Data supplied:

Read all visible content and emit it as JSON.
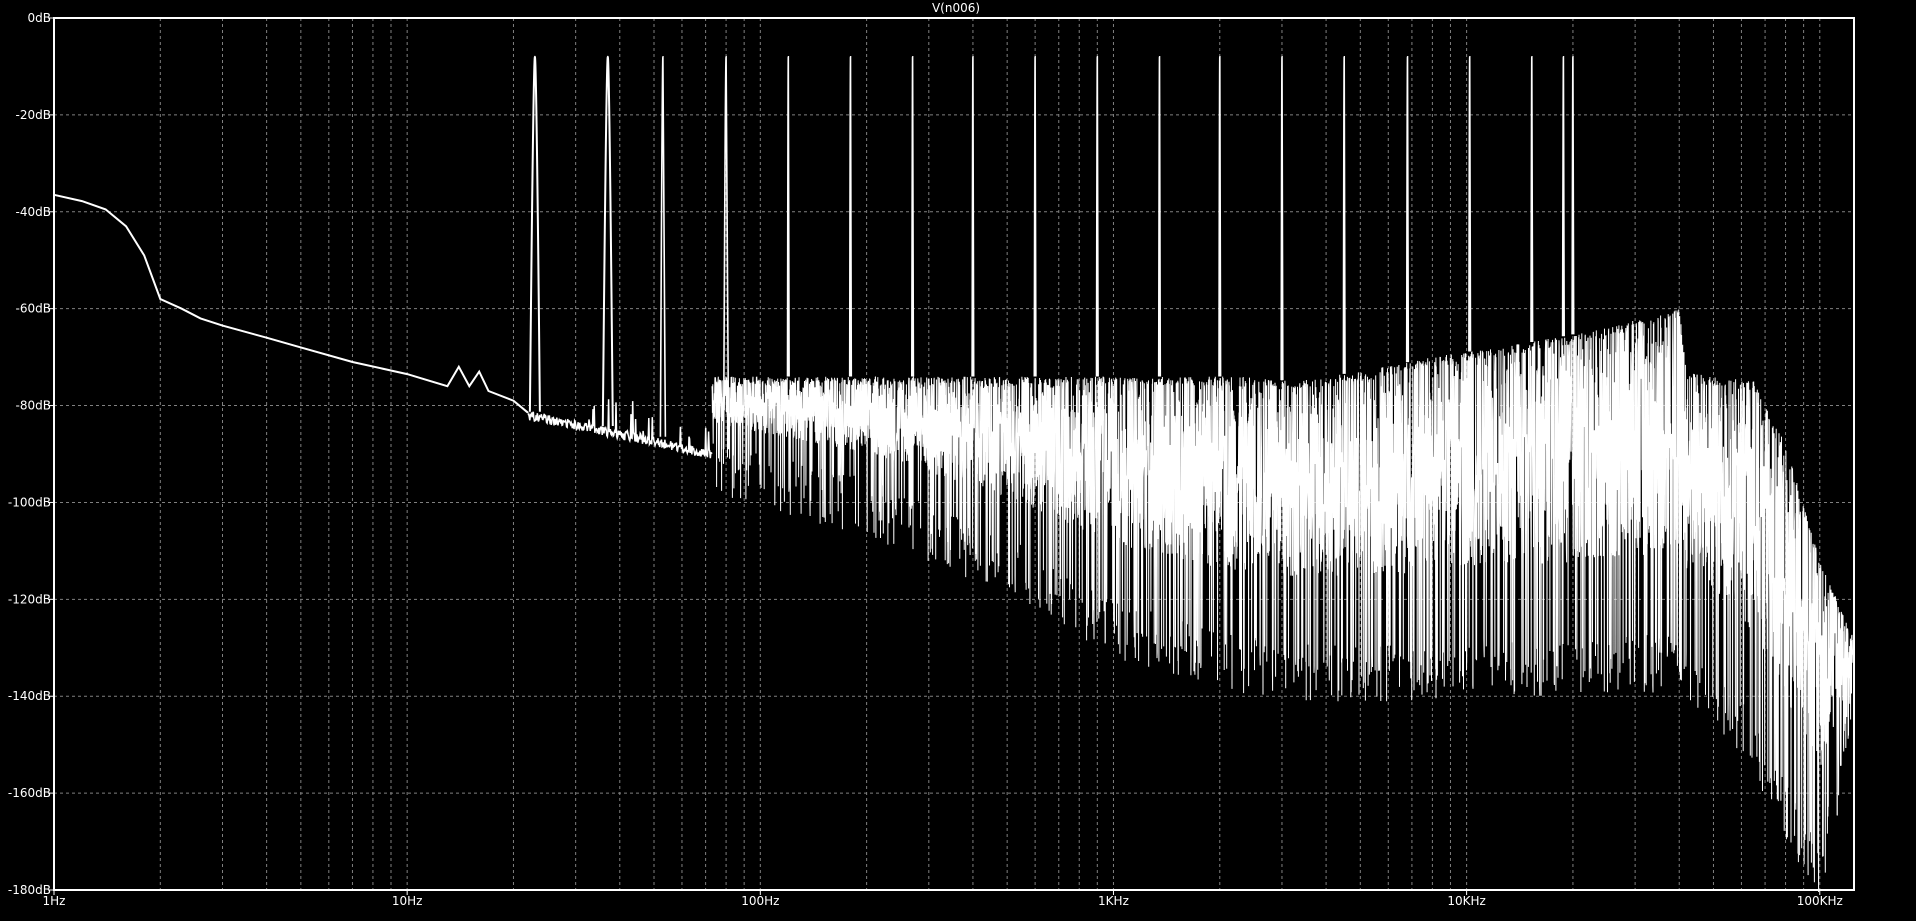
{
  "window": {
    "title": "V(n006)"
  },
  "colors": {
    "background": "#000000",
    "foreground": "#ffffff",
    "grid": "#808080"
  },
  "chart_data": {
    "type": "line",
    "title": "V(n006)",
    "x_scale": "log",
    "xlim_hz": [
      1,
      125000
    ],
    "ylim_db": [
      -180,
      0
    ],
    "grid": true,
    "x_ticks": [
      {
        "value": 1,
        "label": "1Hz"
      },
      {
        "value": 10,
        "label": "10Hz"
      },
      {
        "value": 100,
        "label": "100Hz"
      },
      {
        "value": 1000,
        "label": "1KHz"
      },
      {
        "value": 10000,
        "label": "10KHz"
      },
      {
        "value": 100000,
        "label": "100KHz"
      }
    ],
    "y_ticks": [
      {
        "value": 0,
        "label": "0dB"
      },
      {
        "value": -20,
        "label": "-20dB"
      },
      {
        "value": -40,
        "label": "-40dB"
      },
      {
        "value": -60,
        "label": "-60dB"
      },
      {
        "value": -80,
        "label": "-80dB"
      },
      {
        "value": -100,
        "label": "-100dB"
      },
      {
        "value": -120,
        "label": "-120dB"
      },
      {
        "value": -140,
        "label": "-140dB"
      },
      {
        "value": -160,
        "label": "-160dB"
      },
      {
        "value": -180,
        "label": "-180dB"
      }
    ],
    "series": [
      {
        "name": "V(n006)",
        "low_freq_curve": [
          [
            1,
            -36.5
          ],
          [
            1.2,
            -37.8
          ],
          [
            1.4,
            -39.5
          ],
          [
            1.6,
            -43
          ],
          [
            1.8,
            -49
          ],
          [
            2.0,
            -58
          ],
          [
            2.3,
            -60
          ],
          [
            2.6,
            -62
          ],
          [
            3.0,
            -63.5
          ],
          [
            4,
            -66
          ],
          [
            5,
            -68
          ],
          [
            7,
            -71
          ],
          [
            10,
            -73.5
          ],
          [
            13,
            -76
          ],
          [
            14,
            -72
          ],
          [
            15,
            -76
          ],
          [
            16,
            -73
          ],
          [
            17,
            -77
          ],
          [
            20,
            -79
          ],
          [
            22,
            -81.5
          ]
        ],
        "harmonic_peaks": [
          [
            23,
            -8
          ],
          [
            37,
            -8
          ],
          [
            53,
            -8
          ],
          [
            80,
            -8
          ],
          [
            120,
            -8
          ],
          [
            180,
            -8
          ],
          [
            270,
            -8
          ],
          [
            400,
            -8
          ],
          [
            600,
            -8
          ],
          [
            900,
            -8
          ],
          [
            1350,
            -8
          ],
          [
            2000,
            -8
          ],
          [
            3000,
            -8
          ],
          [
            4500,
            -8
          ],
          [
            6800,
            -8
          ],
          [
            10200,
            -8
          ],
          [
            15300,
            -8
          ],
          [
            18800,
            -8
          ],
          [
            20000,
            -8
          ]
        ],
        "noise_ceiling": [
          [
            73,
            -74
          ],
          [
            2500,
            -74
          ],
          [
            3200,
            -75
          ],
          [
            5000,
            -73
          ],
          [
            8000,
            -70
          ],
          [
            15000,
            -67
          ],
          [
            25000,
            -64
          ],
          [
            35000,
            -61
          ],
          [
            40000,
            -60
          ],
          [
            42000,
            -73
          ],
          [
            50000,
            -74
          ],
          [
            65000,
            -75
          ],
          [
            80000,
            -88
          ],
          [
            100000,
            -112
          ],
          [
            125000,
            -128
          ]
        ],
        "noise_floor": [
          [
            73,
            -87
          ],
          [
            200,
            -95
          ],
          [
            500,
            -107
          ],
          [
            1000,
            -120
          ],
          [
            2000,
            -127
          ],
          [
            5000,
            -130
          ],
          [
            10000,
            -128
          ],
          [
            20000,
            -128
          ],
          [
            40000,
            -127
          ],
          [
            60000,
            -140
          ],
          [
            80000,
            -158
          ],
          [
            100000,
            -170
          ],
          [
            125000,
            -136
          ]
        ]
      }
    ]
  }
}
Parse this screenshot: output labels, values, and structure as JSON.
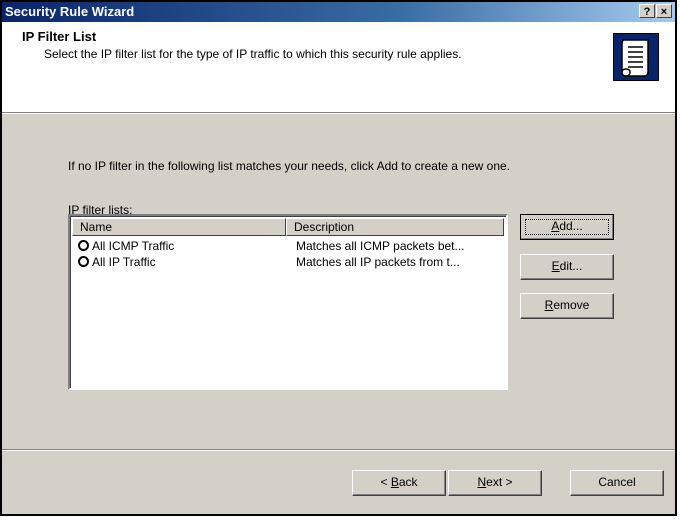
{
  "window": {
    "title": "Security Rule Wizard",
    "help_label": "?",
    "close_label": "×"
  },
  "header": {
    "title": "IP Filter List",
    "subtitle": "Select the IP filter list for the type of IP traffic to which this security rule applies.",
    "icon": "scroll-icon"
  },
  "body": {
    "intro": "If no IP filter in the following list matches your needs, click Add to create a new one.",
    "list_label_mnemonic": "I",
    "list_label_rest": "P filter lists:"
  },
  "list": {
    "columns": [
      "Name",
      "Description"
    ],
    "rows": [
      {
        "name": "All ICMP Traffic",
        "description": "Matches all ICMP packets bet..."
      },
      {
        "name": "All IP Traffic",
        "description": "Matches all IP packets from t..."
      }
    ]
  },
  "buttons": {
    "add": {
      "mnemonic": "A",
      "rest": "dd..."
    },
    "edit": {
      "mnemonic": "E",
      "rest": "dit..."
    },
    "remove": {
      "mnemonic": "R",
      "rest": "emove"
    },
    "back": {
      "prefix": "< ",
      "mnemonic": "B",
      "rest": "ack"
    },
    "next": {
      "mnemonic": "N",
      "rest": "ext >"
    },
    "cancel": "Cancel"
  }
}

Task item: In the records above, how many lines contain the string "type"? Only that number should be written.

Task solution: 2